Natalie Sinclair fingered the blue-and-yellow fabric that hung neatly folded on a wooden rod among dozens of other brightly colored pieces, barely noticing the plump Mama who stood beside her in hopeful anticipation. Instead she gazed out at the shops that lined the winding, narrow paths of the market, forming an intricate maze the size of a football field. The vendors sold everything from vegetables and live animals to piles of secondhand clothing that had been shipped across the ocean from charities in the States.
Natalie stepped across a puddle and turned to glance beneath the wooden overhang at the stream of people passing by. Even with the weekend over, the outdoor market was crowded with shoppers. Hiphop-style music played in the background, lending a festive feel to the sultry day. But she couldn’t shake the uneasy feeling in the pit of her stomach.

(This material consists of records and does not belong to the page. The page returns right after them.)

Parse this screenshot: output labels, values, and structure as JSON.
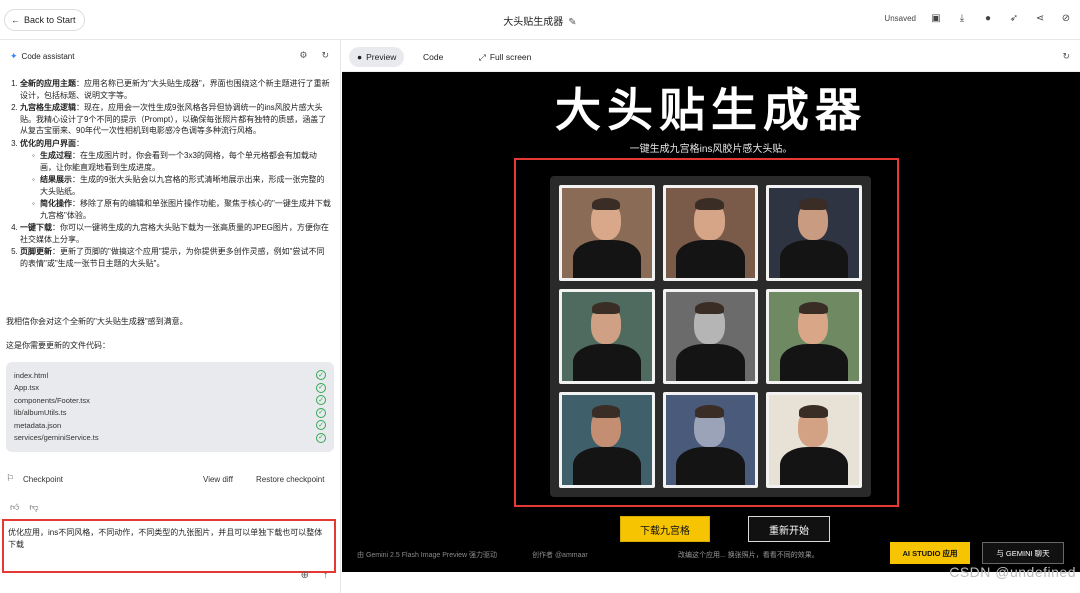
{
  "topbar": {
    "back_label": "Back to Start",
    "app_title": "大头贴生成器",
    "unsaved_label": "Unsaved"
  },
  "left_panel": {
    "assistant_label": "Code assistant",
    "message": {
      "items": [
        {
          "title": "全新的应用主题",
          "text": "：应用名称已更新为\"大头贴生成器\"，界面也围绕这个新主题进行了重新设计，包括标题、说明文字等。"
        },
        {
          "title": "九宫格生成逻辑",
          "text": "：现在，应用会一次性生成9张风格各异但协调统一的ins风胶片感大头贴。我精心设计了9个不同的提示（Prompt），以确保每张照片都有独特的质感，涵盖了从复古宝丽来、90年代一次性相机到电影感冷色调等多种流行风格。"
        },
        {
          "title": "优化的用户界面",
          "text": "：",
          "sub": [
            {
              "title": "生成过程",
              "text": "：在生成图片时，你会看到一个3x3的网格，每个单元格都会有加载动画，让你能直观地看到生成进度。"
            },
            {
              "title": "结果展示",
              "text": "：生成的9张大头贴会以九宫格的形式清晰地展示出来，形成一张完整的大头贴纸。"
            },
            {
              "title": "简化操作",
              "text": "：移除了原有的编辑和单张图片操作功能，聚焦于核心的\"一键生成并下载九宫格\"体验。"
            }
          ]
        },
        {
          "title": "一键下载",
          "text": "：你可以一键将生成的九宫格大头贴下载为一张高质量的JPEG图片，方便你在社交媒体上分享。"
        },
        {
          "title": "页脚更新",
          "text": "：更新了页脚的\"做搞这个应用\"提示，为你提供更多创作灵感，例如\"尝试不同的表情\"或\"生成一张节日主题的大头贴\"。"
        }
      ],
      "closing": "我相信你会对这个全新的\"大头贴生成器\"感到满意。",
      "files_intro": "这是你需要更新的文件代码："
    },
    "files": [
      "index.html",
      "App.tsx",
      "components/Footer.tsx",
      "lib/albumUtils.ts",
      "metadata.json",
      "services/geminiService.ts"
    ],
    "checkpoint": {
      "label": "Checkpoint",
      "view_diff": "View diff",
      "restore": "Restore checkpoint"
    },
    "prompt_text": "优化应用，ins不同风格，不同动作，不同类型的九张图片，并且可以单独下载也可以整体下载"
  },
  "right_panel": {
    "tabs": {
      "preview": "Preview",
      "code": "Code",
      "full_screen": "Full screen"
    },
    "app": {
      "title": "大头贴生成器",
      "subtitle": "一键生成九宫格ins风胶片感大头贴。",
      "download_button": "下载九宫格",
      "restart_button": "重新开始",
      "footer_left": "由 Gemini 2.5 Flash Image Preview 强力驱动",
      "footer_creator": "创作者 @ammaar",
      "footer_hint": "改编这个应用... 换张照片，看看不同的效果。",
      "studio_button": "AI STUDIO 应用",
      "gemini_button": "与 GEMINI 聊天"
    },
    "photos": [
      {
        "bg": "#8a6b55",
        "face": "#d9a88a"
      },
      {
        "bg": "#7a5a48",
        "face": "#d6a587"
      },
      {
        "bg": "#2e3442",
        "face": "#c99b80"
      },
      {
        "bg": "#4f6a5e",
        "face": "#cfa084"
      },
      {
        "bg": "#6b6b6b",
        "face": "#b5b5b5"
      },
      {
        "bg": "#6f8a63",
        "face": "#d9a688"
      },
      {
        "bg": "#3f5f6a",
        "face": "#c48e72"
      },
      {
        "bg": "#4a5a7a",
        "face": "#9aa3b8"
      },
      {
        "bg": "#e8e2d6",
        "face": "#d3a183"
      }
    ]
  },
  "watermark": "CSDN @undefined",
  "colors": {
    "accent_yellow": "#f6c400",
    "highlight_red": "#e53935",
    "check_green": "#34a853"
  }
}
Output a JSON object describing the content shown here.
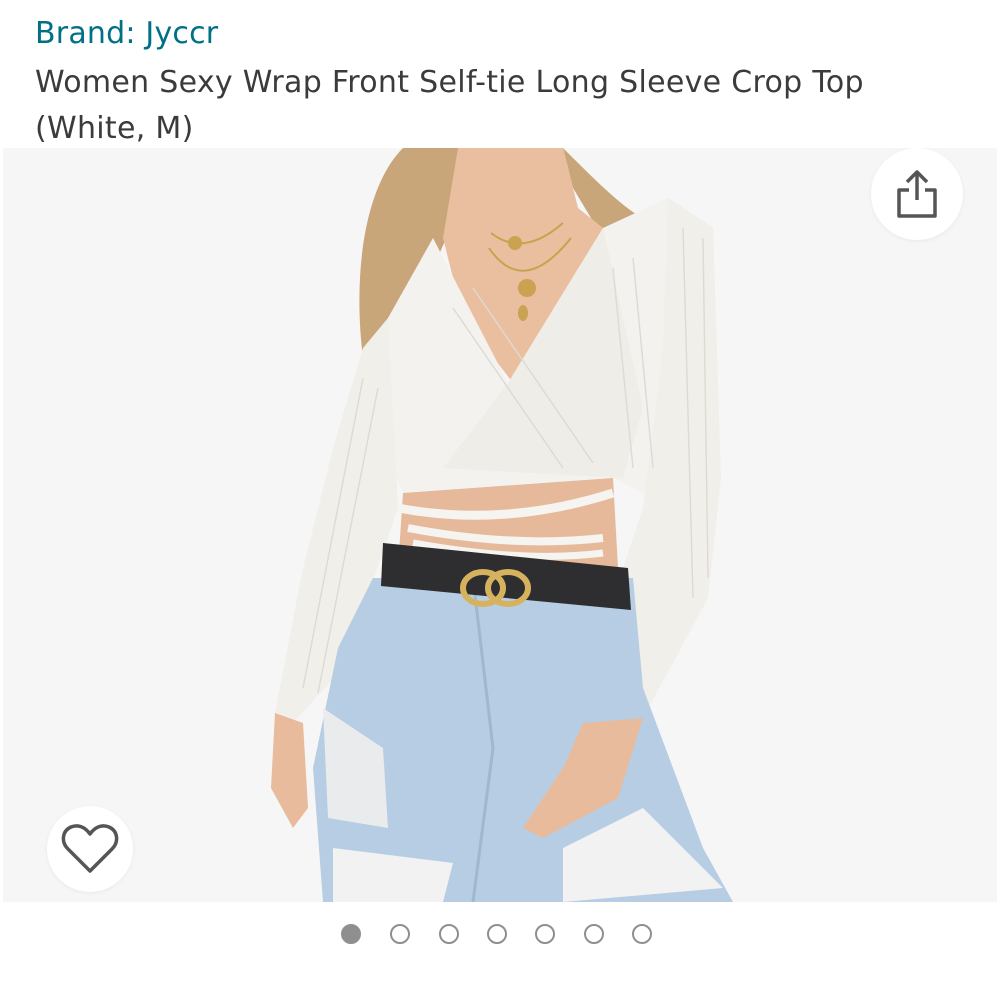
{
  "product": {
    "brand_label": "Brand: Jyccr",
    "title": "Women Sexy Wrap Front Self-tie Long Sleeve Crop Top (White, M)"
  },
  "gallery": {
    "image_count": 7,
    "active_index": 0,
    "share_icon": "share-icon",
    "wishlist_icon": "heart-outline-icon"
  },
  "colors": {
    "brand_link": "#007185",
    "dot": "#8f8f8f"
  }
}
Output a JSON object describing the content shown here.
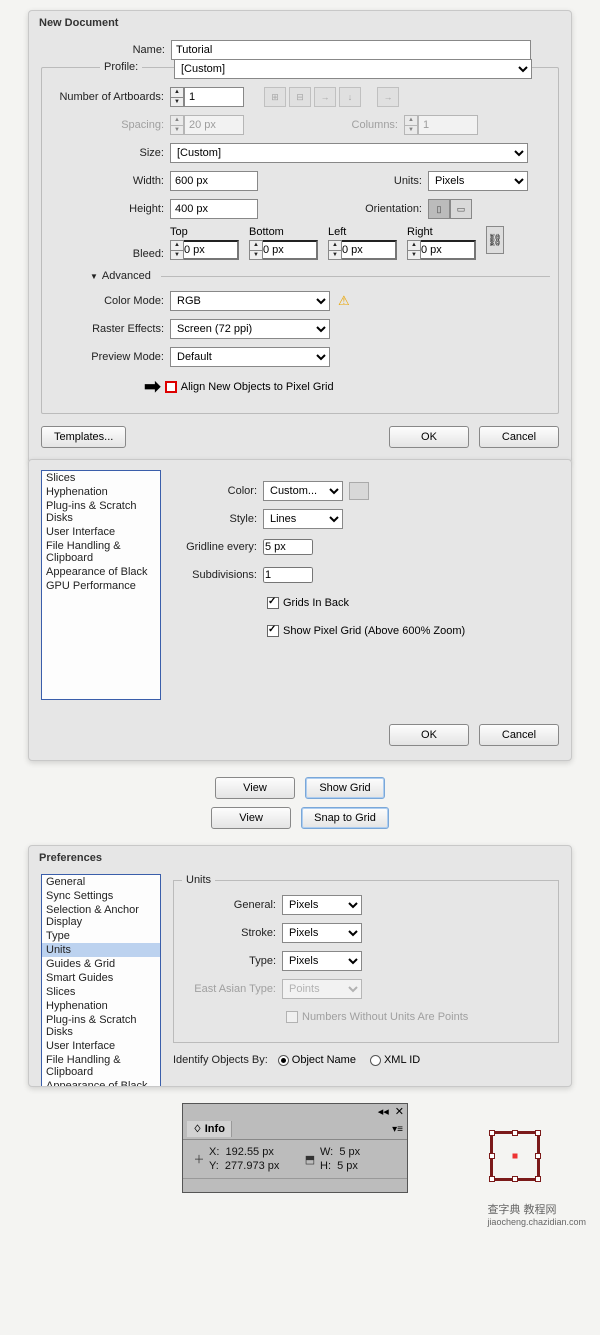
{
  "newDoc": {
    "title": "New Document",
    "name_lbl": "Name:",
    "name": "Tutorial",
    "profile_lbl": "Profile:",
    "profile": "[Custom]",
    "artboards_lbl": "Number of Artboards:",
    "artboards": "1",
    "spacing_lbl": "Spacing:",
    "spacing": "20 px",
    "columns_lbl": "Columns:",
    "columns": "1",
    "size_lbl": "Size:",
    "size": "[Custom]",
    "width_lbl": "Width:",
    "width": "600 px",
    "units_lbl": "Units:",
    "units": "Pixels",
    "height_lbl": "Height:",
    "height": "400 px",
    "orient_lbl": "Orientation:",
    "bleed_lbl": "Bleed:",
    "bleed_top_lbl": "Top",
    "bleed_bottom_lbl": "Bottom",
    "bleed_left_lbl": "Left",
    "bleed_right_lbl": "Right",
    "bleed_val": "0 px",
    "advanced": "Advanced",
    "colormode_lbl": "Color Mode:",
    "colormode": "RGB",
    "raster_lbl": "Raster Effects:",
    "raster": "Screen (72 ppi)",
    "preview_lbl": "Preview Mode:",
    "preview": "Default",
    "align_lbl": "Align New Objects to Pixel Grid",
    "templates": "Templates...",
    "ok": "OK",
    "cancel": "Cancel"
  },
  "prefGrid": {
    "list": [
      "Slices",
      "Hyphenation",
      "Plug-ins & Scratch Disks",
      "User Interface",
      "File Handling & Clipboard",
      "Appearance of Black",
      "GPU Performance"
    ],
    "color_lbl": "Color:",
    "color": "Custom...",
    "style_lbl": "Style:",
    "style": "Lines",
    "gridline_lbl": "Gridline every:",
    "gridline": "5 px",
    "subdiv_lbl": "Subdivisions:",
    "subdiv": "1",
    "cb1": "Grids In Back",
    "cb2": "Show Pixel Grid (Above 600% Zoom)",
    "ok": "OK",
    "cancel": "Cancel"
  },
  "mid": {
    "view": "View",
    "showgrid": "Show Grid",
    "snap": "Snap to Grid"
  },
  "prefUnits": {
    "title": "Preferences",
    "list": [
      "General",
      "Sync Settings",
      "Selection & Anchor Display",
      "Type",
      "Units",
      "Guides & Grid",
      "Smart Guides",
      "Slices",
      "Hyphenation",
      "Plug-ins & Scratch Disks",
      "User Interface",
      "File Handling & Clipboard",
      "Appearance of Black"
    ],
    "selected": "Units",
    "section": "Units",
    "general_lbl": "General:",
    "general": "Pixels",
    "stroke_lbl": "Stroke:",
    "stroke": "Pixels",
    "type_lbl": "Type:",
    "type": "Pixels",
    "eat_lbl": "East Asian Type:",
    "eat": "Points",
    "nopts": "Numbers Without Units Are Points",
    "identify_lbl": "Identify Objects By:",
    "obj_name": "Object Name",
    "xml_id": "XML ID"
  },
  "info": {
    "title": "Info",
    "x_lbl": "X:",
    "x": "192.55 px",
    "y_lbl": "Y:",
    "y": "277.973 px",
    "w_lbl": "W:",
    "w": "5 px",
    "h_lbl": "H:",
    "h": "5 px"
  },
  "watermark": "查字典  教程网",
  "watermark2": "jiaocheng.chazidian.com"
}
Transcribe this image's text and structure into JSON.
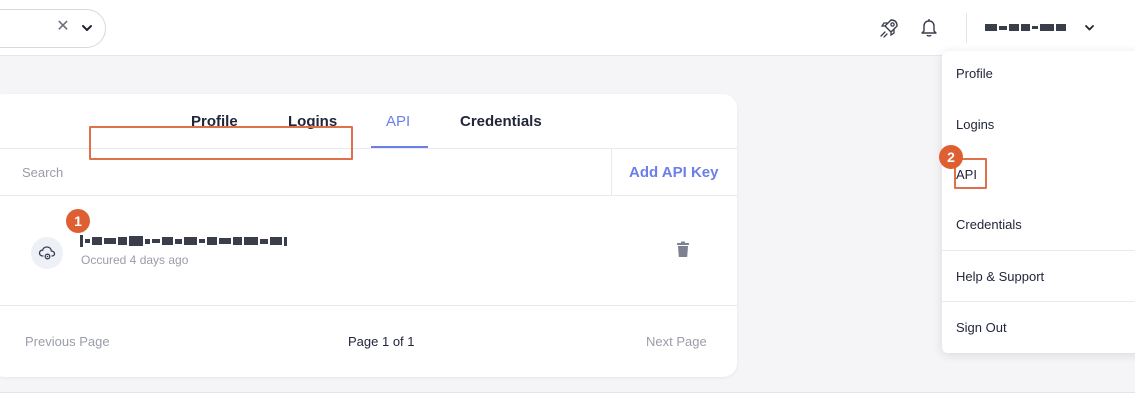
{
  "topbar": {
    "filter": {
      "clear_icon": "close-icon",
      "toggle_icon": "chevron-down-icon"
    },
    "icons": [
      "rocket-icon",
      "bell-icon"
    ],
    "user_menu": {
      "toggle_icon": "chevron-down-icon"
    }
  },
  "card": {
    "tabs": [
      {
        "label": "Profile",
        "active": false
      },
      {
        "label": "Logins",
        "active": false
      },
      {
        "label": "API",
        "active": true
      },
      {
        "label": "Credentials",
        "active": false
      }
    ],
    "search": {
      "placeholder": "Search",
      "value": ""
    },
    "add_button_label": "Add API Key",
    "api_keys": [
      {
        "subtitle": "Occured 4 days ago",
        "icon": "cloud-gear-icon",
        "delete_icon": "trash-icon"
      }
    ],
    "pagination": {
      "previous_label": "Previous Page",
      "page_info": "Page 1 of 1",
      "next_label": "Next Page"
    }
  },
  "dropdown": {
    "items": [
      {
        "label": "Profile"
      },
      {
        "label": "Logins"
      },
      {
        "label": "API"
      },
      {
        "label": "Credentials"
      },
      {
        "label": "Help & Support"
      },
      {
        "label": "Sign Out"
      }
    ]
  },
  "annotations": [
    {
      "number": "1"
    },
    {
      "number": "2"
    }
  ],
  "colors": {
    "accent": "#6b7fe8",
    "annotation": "#de5f31",
    "highlight_border": "#e0704a",
    "text": "#22263a",
    "muted": "#9a9da8"
  }
}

Someone was following her.
She quickened her steps and searched for anything that looked out of place. A young man weaved his bicycle through the crowded walkway, forcing those on foot to step aside. A little girl wearing a tattered dress clung to the skirt of her mother, who carried a sleeping infant, secured with a length of material, against her back. An old man with thick glasses shuffled past a shop that sold eggs and sugar, then stopped to examine a pile of spark plugs.
Natalie’s sandal stuck in a patch of mud, and she wiggled her foot to pull it out. Perhaps the foreboding sensation was nothing more than the upcoming elections that had her on edge. All American citizens had been warned to stay on high alert due to the volatile political situation. Violence was on the rise. Already a number of joint military-police peacekeeping patrols had been deployed onto the streets, and there were rumors of a curfew.
Not that life in the Republic of Dhambizao was ever considered safe by the embassy, but neither was downtown Portland. It was all a matter of perspective.
Read more of chapter one.